TRY IT — Copy each line of the material beneath that holds the word "JSON".

--- START ---

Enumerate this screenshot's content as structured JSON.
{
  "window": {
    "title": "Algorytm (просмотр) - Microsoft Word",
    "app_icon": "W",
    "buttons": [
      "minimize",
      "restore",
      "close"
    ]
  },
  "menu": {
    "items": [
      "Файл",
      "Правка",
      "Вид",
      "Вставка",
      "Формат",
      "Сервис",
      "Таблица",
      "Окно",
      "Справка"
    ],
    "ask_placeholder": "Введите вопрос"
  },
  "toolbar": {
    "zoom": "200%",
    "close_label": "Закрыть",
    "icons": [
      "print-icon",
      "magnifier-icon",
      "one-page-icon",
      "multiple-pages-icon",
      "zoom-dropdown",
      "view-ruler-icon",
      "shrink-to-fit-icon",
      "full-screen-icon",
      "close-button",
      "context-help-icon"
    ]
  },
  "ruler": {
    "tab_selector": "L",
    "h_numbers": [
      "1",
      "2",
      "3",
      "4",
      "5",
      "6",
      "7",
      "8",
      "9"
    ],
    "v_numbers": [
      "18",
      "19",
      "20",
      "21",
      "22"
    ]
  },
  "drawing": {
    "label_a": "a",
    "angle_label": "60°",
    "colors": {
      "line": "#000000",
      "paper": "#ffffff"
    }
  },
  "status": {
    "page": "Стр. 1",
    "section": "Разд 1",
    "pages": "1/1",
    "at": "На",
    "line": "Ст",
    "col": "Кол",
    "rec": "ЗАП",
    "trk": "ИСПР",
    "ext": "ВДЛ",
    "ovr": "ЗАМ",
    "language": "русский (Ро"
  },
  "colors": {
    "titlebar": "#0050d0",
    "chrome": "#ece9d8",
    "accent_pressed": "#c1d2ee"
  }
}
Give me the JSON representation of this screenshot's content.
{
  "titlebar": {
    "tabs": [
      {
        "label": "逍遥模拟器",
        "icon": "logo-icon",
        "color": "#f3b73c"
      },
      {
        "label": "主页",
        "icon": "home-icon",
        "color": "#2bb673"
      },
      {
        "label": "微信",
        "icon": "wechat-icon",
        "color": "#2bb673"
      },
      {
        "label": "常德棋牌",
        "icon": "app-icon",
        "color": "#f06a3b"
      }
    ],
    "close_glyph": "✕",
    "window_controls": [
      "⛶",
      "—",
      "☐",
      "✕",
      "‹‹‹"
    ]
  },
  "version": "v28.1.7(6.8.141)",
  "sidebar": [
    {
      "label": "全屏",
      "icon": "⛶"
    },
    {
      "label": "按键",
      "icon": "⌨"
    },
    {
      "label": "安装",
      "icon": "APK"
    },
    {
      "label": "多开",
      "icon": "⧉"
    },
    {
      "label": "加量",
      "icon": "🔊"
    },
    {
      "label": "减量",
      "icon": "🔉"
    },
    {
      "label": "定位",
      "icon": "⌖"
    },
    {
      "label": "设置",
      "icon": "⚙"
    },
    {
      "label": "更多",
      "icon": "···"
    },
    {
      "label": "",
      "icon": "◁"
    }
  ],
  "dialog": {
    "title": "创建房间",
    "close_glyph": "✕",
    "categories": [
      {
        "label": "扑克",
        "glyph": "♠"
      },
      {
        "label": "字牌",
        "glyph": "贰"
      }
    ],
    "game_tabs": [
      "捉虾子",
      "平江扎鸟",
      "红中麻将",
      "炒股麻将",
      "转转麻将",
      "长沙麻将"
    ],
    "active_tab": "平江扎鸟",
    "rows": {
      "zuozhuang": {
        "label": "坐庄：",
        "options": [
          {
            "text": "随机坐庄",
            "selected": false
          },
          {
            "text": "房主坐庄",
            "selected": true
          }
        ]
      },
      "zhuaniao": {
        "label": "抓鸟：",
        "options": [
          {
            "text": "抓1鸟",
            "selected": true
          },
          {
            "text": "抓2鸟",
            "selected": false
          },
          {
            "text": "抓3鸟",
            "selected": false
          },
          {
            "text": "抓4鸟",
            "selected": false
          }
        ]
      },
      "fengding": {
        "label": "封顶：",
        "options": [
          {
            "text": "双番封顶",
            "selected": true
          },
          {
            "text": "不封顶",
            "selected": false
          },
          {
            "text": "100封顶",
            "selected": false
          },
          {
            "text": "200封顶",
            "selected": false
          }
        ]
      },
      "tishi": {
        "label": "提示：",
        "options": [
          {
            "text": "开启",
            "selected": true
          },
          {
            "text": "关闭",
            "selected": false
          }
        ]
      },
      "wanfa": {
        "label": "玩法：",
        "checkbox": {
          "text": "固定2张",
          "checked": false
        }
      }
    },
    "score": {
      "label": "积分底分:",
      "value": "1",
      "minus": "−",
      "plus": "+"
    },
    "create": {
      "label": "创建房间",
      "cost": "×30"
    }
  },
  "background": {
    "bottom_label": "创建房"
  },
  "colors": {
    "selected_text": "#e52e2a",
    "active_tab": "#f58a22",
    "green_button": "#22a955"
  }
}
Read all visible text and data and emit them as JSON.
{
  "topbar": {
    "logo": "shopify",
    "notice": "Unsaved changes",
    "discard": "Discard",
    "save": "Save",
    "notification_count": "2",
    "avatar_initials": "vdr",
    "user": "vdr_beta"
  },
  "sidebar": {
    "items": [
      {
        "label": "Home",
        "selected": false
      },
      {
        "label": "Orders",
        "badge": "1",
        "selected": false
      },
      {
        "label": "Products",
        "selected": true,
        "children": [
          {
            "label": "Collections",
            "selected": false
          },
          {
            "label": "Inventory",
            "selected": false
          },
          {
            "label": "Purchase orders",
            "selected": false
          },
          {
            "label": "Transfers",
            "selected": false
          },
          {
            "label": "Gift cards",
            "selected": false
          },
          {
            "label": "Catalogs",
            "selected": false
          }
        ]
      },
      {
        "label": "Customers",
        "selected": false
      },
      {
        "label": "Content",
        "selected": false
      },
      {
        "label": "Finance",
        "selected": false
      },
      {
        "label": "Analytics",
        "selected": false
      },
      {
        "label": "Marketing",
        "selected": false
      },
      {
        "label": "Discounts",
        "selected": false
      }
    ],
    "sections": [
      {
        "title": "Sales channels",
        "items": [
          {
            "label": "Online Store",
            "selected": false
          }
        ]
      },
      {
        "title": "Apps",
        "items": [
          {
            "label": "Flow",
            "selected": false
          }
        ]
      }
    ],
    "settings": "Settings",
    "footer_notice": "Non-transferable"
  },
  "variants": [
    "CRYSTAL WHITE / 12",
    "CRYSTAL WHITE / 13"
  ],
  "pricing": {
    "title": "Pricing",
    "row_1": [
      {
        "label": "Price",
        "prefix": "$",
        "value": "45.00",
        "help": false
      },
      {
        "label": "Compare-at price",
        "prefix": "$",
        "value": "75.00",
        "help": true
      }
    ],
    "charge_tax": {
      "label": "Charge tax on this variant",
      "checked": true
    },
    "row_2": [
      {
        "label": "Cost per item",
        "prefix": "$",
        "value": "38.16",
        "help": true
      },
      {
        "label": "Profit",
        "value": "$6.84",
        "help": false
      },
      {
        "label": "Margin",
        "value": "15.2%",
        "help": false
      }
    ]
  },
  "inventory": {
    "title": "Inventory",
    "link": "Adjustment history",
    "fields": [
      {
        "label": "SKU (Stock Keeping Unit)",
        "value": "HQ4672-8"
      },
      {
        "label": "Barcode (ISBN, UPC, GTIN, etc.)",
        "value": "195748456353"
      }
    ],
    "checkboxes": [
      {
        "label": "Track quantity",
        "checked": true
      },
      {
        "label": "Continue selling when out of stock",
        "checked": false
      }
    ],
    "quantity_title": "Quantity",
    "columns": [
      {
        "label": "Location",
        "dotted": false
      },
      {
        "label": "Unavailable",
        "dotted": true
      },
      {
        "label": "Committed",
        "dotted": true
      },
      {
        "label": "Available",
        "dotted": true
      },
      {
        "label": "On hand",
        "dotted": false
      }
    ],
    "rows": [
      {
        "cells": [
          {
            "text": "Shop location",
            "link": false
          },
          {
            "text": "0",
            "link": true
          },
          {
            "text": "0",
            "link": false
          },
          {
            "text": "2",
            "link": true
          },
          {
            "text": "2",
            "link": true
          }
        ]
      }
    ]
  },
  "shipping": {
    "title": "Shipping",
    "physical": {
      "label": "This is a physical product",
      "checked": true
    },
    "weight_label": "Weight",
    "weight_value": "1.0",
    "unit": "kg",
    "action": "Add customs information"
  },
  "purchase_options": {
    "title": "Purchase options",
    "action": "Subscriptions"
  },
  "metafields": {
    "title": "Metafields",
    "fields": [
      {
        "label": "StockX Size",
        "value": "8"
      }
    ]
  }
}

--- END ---

TASK RESPONSE —
Enumerate this screenshot's content as structured JSON.
Give me the JSON representation of this screenshot's content.
Read all visible text and data and emit them as JSON.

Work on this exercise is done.